Genetics and Morality May 29, 2006Posted by Rasheed Eldin in Concepts, Islam, Responses.
What can I say? It seems to be a compilation of various materials, and is written informally, with religious exhortations included. What amazes me is that the section on homosexuality is lifted almost entirely from articles by Shabir Ally, Alia Amer and Bilal Philips. [Note also that, oddly, in several places it says "Allah" where it ought to read "Islam", "Qur'an" or "Muslims".]
Here we shall look at one particular argument, in fact written by Dr. Bilal Philips:
Islam considers homosexuality to be the result of a choice. It is inconceivable that Allah made people homosexuals then declared it a crime and prescribed punishments for it in both this life and the next. To accept such a proposition is to accept that God is unjust.
This is a very confused collection of sentences, starting from the problem of defining "homosexuality" here. Is it to do with "behaviour", "practices" and "lifestyle", as elsewhere in Philips' article, or as a matter of feelings and "orientation", as he also discusses? If the latter, then in what sense can he mean it is a matter of choice?
Let's be clear that what Allah has "declared a crime" can only refer to actions. If we take homosexuality to be about actions, then it makes no sense even to ask whether "made people homosexuals". People are not born with any sort of actions: they eventually do them!
The confusion here is that the Sheikh has failed to clarify the distinction between actions and attractions, as detailed in Mujahid's article on Actions, Attractions and Personal Responsibility. Once we sort out this basic starting point, we can ask the more sensible questions, such as:
- Which actions are forbidden by God?
- Are some people born with homosexual attractions?
I don't intend to discuss these in detail now, but is there an explicit Islamic position on the latter point, as Philips claims? I believe not. While it seems more correct to argue that homosexual feelings develop some time later in childhood, I don't see any conclusive Islamic argument to say that there can be no predisposition towards them present from before birth.
If scientific studies ever did prove something akin to the much-sought-after "gay gene", that would not shake my conviction in the Qur'an and Sunnah, and would not affect the Islamic ruling at all. To understand why, read this fatwa from Muzammil Siddiqi. I quote:
Even if it is genetic, just for the sake of argument, does that mean that you should do it? Someone could say their desire to commit adultery is genetic. Does that mean that we should do it? Or even his desire to steal or tell lies? To abuse or accuse people, causing fitnah? The point is that the rules of morality are not taken from genetic research. The rules of morality are taken from Allah and His messenger (SAAWS). Whatever Allah has allowed, that is permissible. Whatever He has forbidden is haram and must be avoided.
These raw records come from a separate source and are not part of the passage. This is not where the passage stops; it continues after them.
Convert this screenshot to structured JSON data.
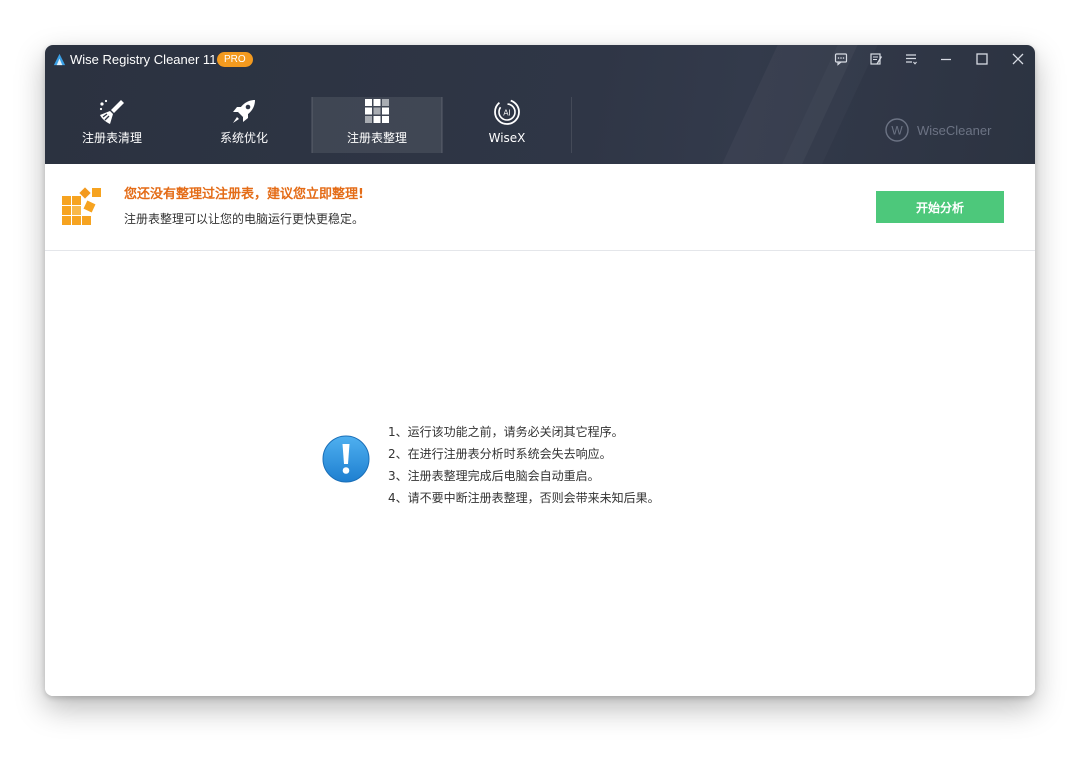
{
  "window": {
    "title": "Wise Registry Cleaner 11",
    "badge": "PRO"
  },
  "titlebar_buttons": [
    {
      "name": "feedback-icon"
    },
    {
      "name": "edit-notes-icon"
    },
    {
      "name": "menu-icon"
    },
    {
      "name": "minimize-icon"
    },
    {
      "name": "maximize-icon"
    },
    {
      "name": "close-icon"
    }
  ],
  "nav": {
    "items": [
      {
        "label": "注册表清理",
        "icon": "broom-icon",
        "active": false
      },
      {
        "label": "系统优化",
        "icon": "rocket-icon",
        "active": false
      },
      {
        "label": "注册表整理",
        "icon": "grid-blocks-icon",
        "active": true
      },
      {
        "label": "WiseX",
        "icon": "ai-swirl-icon",
        "active": false
      }
    ]
  },
  "brand": {
    "name": "WiseCleaner"
  },
  "notice": {
    "title": "您还没有整理过注册表，建议您立即整理!",
    "subtitle": "注册表整理可以让您的电脑运行更快更稳定。",
    "button_label": "开始分析"
  },
  "tips": [
    "1、运行该功能之前，请务必关闭其它程序。",
    "2、在进行注册表分析时系统会失去响应。",
    "3、注册表整理完成后电脑会自动重启。",
    "4、请不要中断注册表整理，否则会带来未知后果。"
  ],
  "colors": {
    "header_bg": "#2f3646",
    "accent_orange": "#e46c17",
    "pro_badge": "#f39a1f",
    "start_button": "#4dc87b",
    "info_blue": "#2b8ddb"
  }
}
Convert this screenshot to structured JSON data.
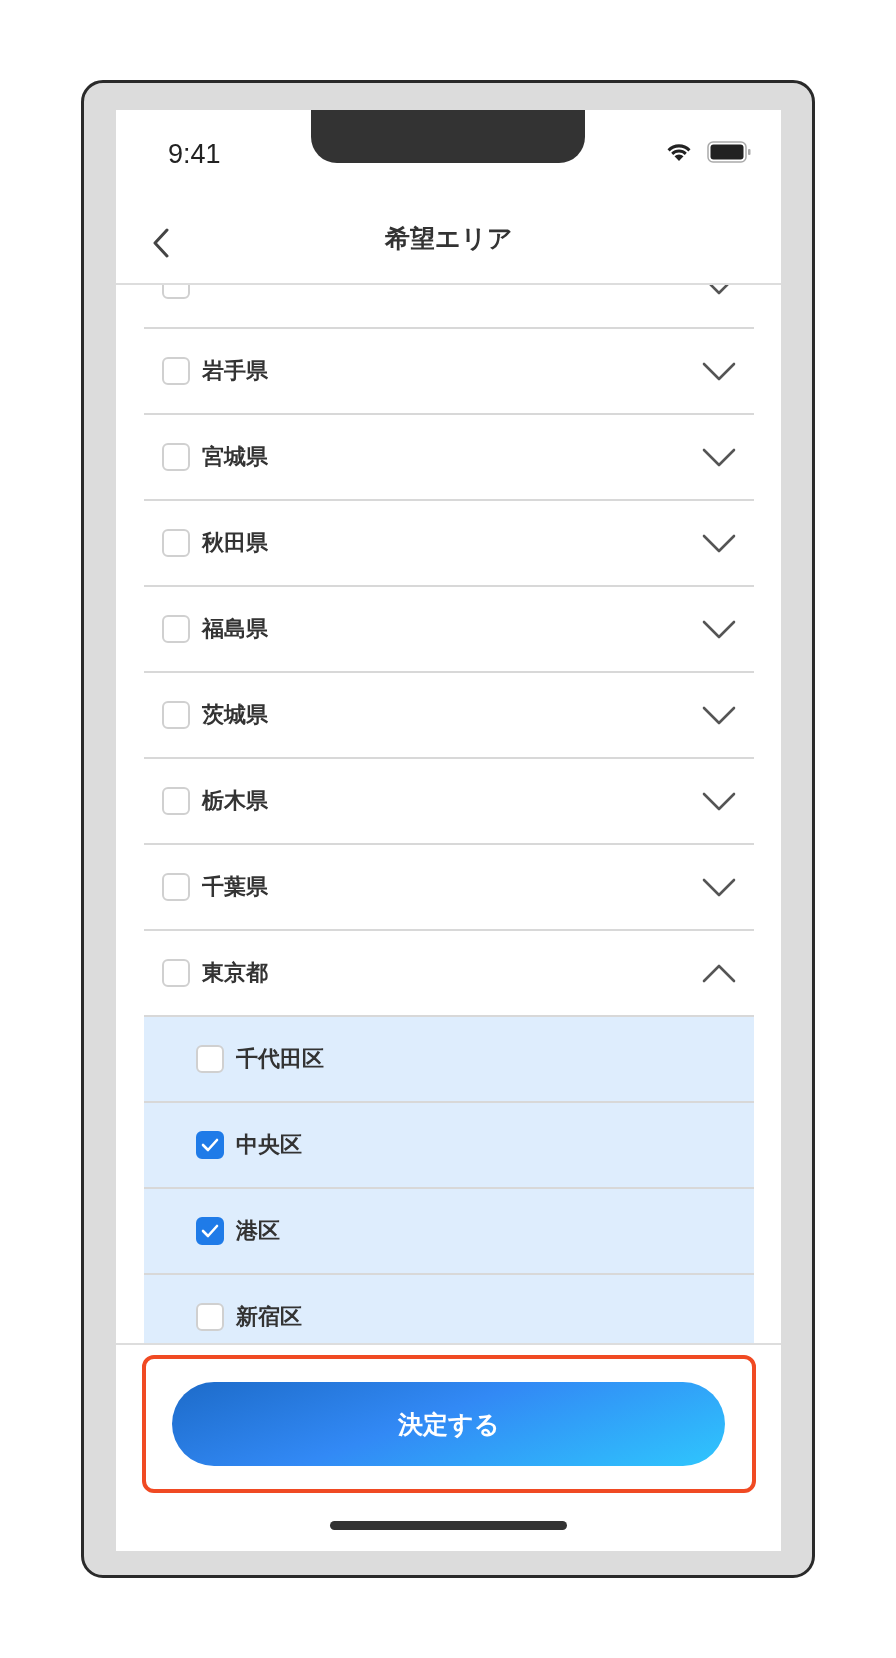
{
  "status_bar": {
    "time": "9:41"
  },
  "nav": {
    "title": "希望エリア"
  },
  "prefectures": [
    {
      "checked": false,
      "expanded": false
    },
    {
      "name": "岩手県",
      "checked": false,
      "expanded": false
    },
    {
      "name": "宮城県",
      "checked": false,
      "expanded": false
    },
    {
      "name": "秋田県",
      "checked": false,
      "expanded": false
    },
    {
      "name": "福島県",
      "checked": false,
      "expanded": false
    },
    {
      "name": "茨城県",
      "checked": false,
      "expanded": false
    },
    {
      "name": "栃木県",
      "checked": false,
      "expanded": false
    },
    {
      "name": "千葉県",
      "checked": false,
      "expanded": false
    },
    {
      "name": "東京都",
      "checked": false,
      "expanded": true,
      "children": [
        {
          "name": "千代田区",
          "checked": false
        },
        {
          "name": "中央区",
          "checked": true
        },
        {
          "name": "港区",
          "checked": true
        },
        {
          "name": "新宿区",
          "checked": false
        }
      ]
    }
  ],
  "footer": {
    "button": "決定する",
    "highlighted": true
  }
}
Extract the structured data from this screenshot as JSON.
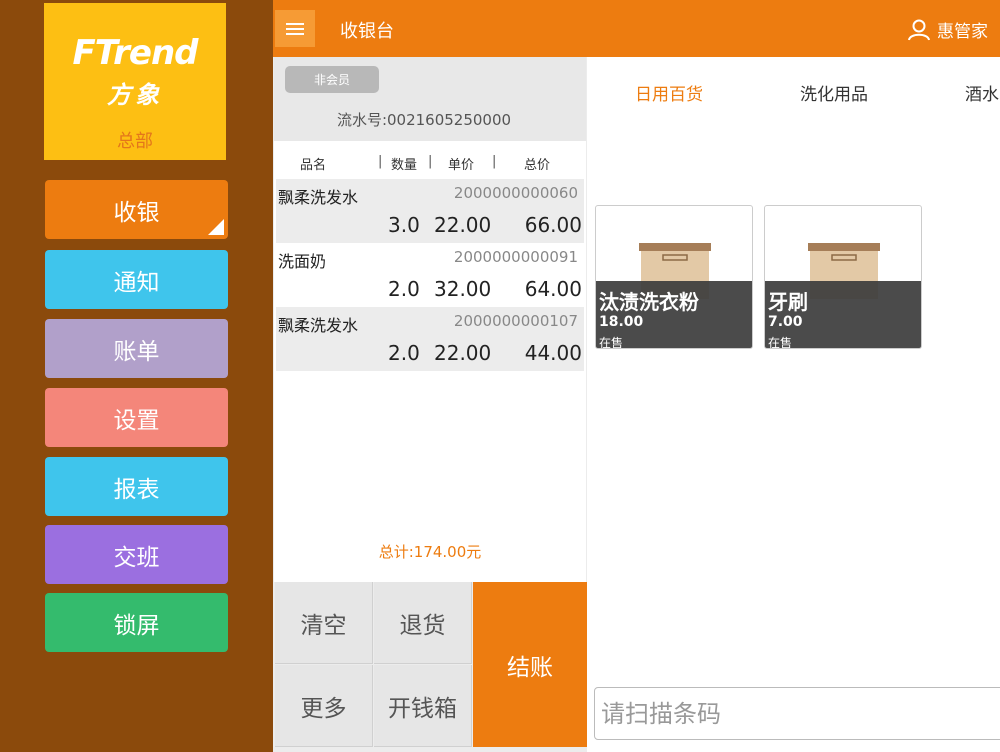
{
  "colors": {
    "sidebar_bg": "#8b4a0c",
    "accent": "#ed7c10",
    "logo_bg": "#fdbf13"
  },
  "logo": {
    "brand_en": "FTrend",
    "brand_cn": "方象",
    "store": "总部"
  },
  "nav": [
    {
      "label": "收银",
      "color": "#ed7c10",
      "active": true
    },
    {
      "label": "通知",
      "color": "#3fc5ec"
    },
    {
      "label": "账单",
      "color": "#b1a0ca"
    },
    {
      "label": "设置",
      "color": "#f4867a"
    },
    {
      "label": "报表",
      "color": "#3fc5ec"
    },
    {
      "label": "交班",
      "color": "#9b6fe0"
    },
    {
      "label": "锁屏",
      "color": "#34bb6d"
    }
  ],
  "header": {
    "title": "收银台",
    "user": "惠管家",
    "menu_icon": "hamburger-icon",
    "user_icon": "user-icon"
  },
  "ticket": {
    "member_label": "非会员",
    "serial": "流水号:0021605250000",
    "columns": [
      "品名",
      "数量",
      "单价",
      "总价"
    ],
    "items": [
      {
        "name": "飘柔洗发水",
        "code": "2000000000060",
        "qty": "3.0",
        "price": "22.00",
        "total": "66.00"
      },
      {
        "name": "洗面奶",
        "code": "2000000000091",
        "qty": "2.0",
        "price": "32.00",
        "total": "64.00"
      },
      {
        "name": "飘柔洗发水",
        "code": "2000000000107",
        "qty": "2.0",
        "price": "22.00",
        "total": "44.00"
      }
    ],
    "total": "总计:174.00元"
  },
  "actions": {
    "clear": "清空",
    "refund": "退货",
    "more": "更多",
    "open_drawer": "开钱箱",
    "checkout": "结账"
  },
  "categories": [
    {
      "label": "日用百货",
      "active": true
    },
    {
      "label": "洗化用品"
    },
    {
      "label": "酒水"
    }
  ],
  "products": [
    {
      "name": "汰渍洗衣粉",
      "price": "18.00",
      "status": "在售"
    },
    {
      "name": "牙刷",
      "price": "7.00",
      "status": "在售"
    }
  ],
  "barcode": {
    "placeholder": "请扫描条码",
    "value": ""
  }
}
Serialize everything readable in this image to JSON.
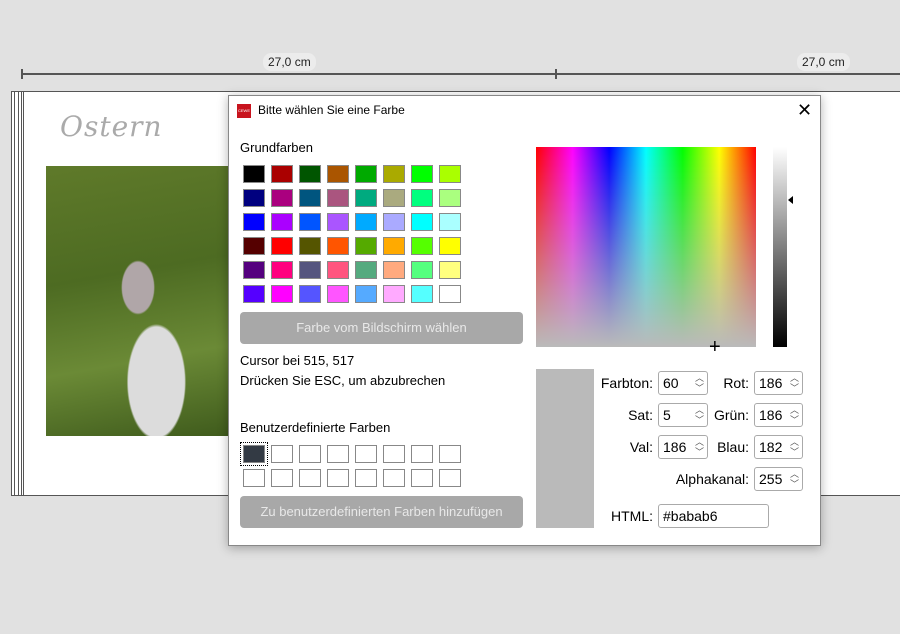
{
  "ruler": {
    "left_label": "27,0 cm",
    "right_label": "27,0 cm"
  },
  "page": {
    "title": "Ostern"
  },
  "dialog": {
    "title": "Bitte wählen Sie eine Farbe",
    "basic_colors_label": "Grundfarben",
    "basic_colors": [
      [
        "#000000",
        "#aa0000",
        "#005500",
        "#aa5500",
        "#00aa00",
        "#aaaa00",
        "#00ff00",
        "#aaff00"
      ],
      [
        "#00007f",
        "#aa007f",
        "#00557f",
        "#aa557f",
        "#00aa7f",
        "#aaaa7f",
        "#00ff7f",
        "#aaff7f"
      ],
      [
        "#0000ff",
        "#aa00ff",
        "#0055ff",
        "#aa55ff",
        "#00aaff",
        "#aaaaff",
        "#00ffff",
        "#aaffff"
      ],
      [
        "#550000",
        "#ff0000",
        "#555500",
        "#ff5500",
        "#55aa00",
        "#ffaa00",
        "#55ff00",
        "#ffff00"
      ],
      [
        "#55007f",
        "#ff007f",
        "#55557f",
        "#ff557f",
        "#55aa7f",
        "#ffaa7f",
        "#55ff7f",
        "#ffff7f"
      ],
      [
        "#5500ff",
        "#ff00ff",
        "#5555ff",
        "#ff55ff",
        "#55aaff",
        "#ffaaff",
        "#55ffff",
        "#ffffff"
      ]
    ],
    "pick_screen_button": "Farbe vom Bildschirm wählen",
    "cursor_text": "Cursor bei 515, 517",
    "esc_text": "Drücken Sie ESC, um abzubrechen",
    "custom_colors_label": "Benutzerdefinierte Farben",
    "custom_selected_color": "#333a44",
    "add_custom_button": "Zu benutzerdefinierten Farben hinzufügen",
    "fields": {
      "hue": {
        "label": "Farbton:",
        "value": "60"
      },
      "sat": {
        "label": "Sat:",
        "value": "5"
      },
      "val": {
        "label": "Val:",
        "value": "186"
      },
      "red": {
        "label": "Rot:",
        "value": "186"
      },
      "green": {
        "label": "Grün:",
        "value": "186"
      },
      "blue": {
        "label": "Blau:",
        "value": "182"
      },
      "alpha": {
        "label": "Alphakanal:",
        "value": "255"
      },
      "html": {
        "label": "HTML:",
        "value": "#babab6"
      }
    },
    "current_color": "#bababa"
  }
}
So, contrary to what Bilal Philips said, believing that homosexuality has a genetic (or more generally: congenital/biological) basis is not to accept that Allah is unjust. People are indeed born with all sorts of tests, and every single one of us is tested in this life: that's what life is about.
Same-sex attractions are a serious and difficult test, but probably not the most serious or difficult. The problem is made worse by the over-emphasis on sex generally in modern society. I know it's flippant to say, but is being deprived of the sexual intimacy you crave really worse than being born without, say, sight? The prevalence of congenital blindness has not presented an insurmountable obstacle to Islamic theology, so why should SSA?
Note to Daayiee Abdullah: see, I just managed to disagree with this writer by expressing my arguments clearly, placing them here for public analysis and criticism. I didn't need to go off on one about oil money.